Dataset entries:
=-=-=-=-=

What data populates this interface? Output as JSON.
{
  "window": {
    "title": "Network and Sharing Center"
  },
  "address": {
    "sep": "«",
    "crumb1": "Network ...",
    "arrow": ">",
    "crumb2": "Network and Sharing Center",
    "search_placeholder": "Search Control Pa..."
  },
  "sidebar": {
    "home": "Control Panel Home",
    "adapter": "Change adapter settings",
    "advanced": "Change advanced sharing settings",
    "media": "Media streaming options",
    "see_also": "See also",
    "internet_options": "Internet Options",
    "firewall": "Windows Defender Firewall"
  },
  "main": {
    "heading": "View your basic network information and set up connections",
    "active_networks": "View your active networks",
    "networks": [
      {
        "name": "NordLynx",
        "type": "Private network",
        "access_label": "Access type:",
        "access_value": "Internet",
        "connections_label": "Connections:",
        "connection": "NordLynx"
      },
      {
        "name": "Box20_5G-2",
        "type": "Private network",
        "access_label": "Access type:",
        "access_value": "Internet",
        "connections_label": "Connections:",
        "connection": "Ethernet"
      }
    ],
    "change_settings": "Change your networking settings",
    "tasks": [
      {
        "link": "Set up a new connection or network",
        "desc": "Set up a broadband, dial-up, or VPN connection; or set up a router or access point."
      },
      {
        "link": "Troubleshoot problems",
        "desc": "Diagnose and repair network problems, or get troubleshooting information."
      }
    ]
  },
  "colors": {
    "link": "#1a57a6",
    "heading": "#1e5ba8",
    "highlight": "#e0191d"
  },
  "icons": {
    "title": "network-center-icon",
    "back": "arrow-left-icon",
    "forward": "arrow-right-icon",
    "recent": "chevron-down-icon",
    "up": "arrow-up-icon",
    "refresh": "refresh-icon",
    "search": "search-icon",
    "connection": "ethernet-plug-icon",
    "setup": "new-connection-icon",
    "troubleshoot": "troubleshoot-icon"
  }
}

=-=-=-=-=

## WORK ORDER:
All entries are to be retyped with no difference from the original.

## YOUR RESPONSE:
What data populates this interface? Output as JSON.
{
  "window": {
    "title": "Network and Sharing Center"
  },
  "address": {
    "sep": "«",
    "crumb1": "Network ...",
    "arrow": ">",
    "crumb2": "Network and Sharing Center",
    "search_placeholder": "Search Control Pa..."
  },
  "sidebar": {
    "home": "Control Panel Home",
    "adapter": "Change adapter settings",
    "advanced": "Change advanced sharing settings",
    "media": "Media streaming options",
    "see_also": "See also",
    "internet_options": "Internet Options",
    "firewall": "Windows Defender Firewall"
  },
  "main": {
    "heading": "View your basic network information and set up connections",
    "active_networks": "View your active networks",
    "networks": [
      {
        "name": "NordLynx",
        "type": "Private network",
        "access_label": "Access type:",
        "access_value": "Internet",
        "connections_label": "Connections:",
        "connection": "NordLynx"
      },
      {
        "name": "Box20_5G-2",
        "type": "Private network",
        "access_label": "Access type:",
        "access_value": "Internet",
        "connections_label": "Connections:",
        "connection": "Ethernet"
      }
    ],
    "change_settings": "Change your networking settings",
    "tasks": [
      {
        "link": "Set up a new connection or network",
        "desc": "Set up a broadband, dial-up, or VPN connection; or set up a router or access point."
      },
      {
        "link": "Troubleshoot problems",
        "desc": "Diagnose and repair network problems, or get troubleshooting information."
      }
    ]
  },
  "colors": {
    "link": "#1a57a6",
    "heading": "#1e5ba8",
    "highlight": "#e0191d"
  },
  "icons": {
    "title": "network-center-icon",
    "back": "arrow-left-icon",
    "forward": "arrow-right-icon",
    "recent": "chevron-down-icon",
    "up": "arrow-up-icon",
    "refresh": "refresh-icon",
    "search": "search-icon",
    "connection": "ethernet-plug-icon",
    "setup": "new-connection-icon",
    "troubleshoot": "troubleshoot-icon"
  }
}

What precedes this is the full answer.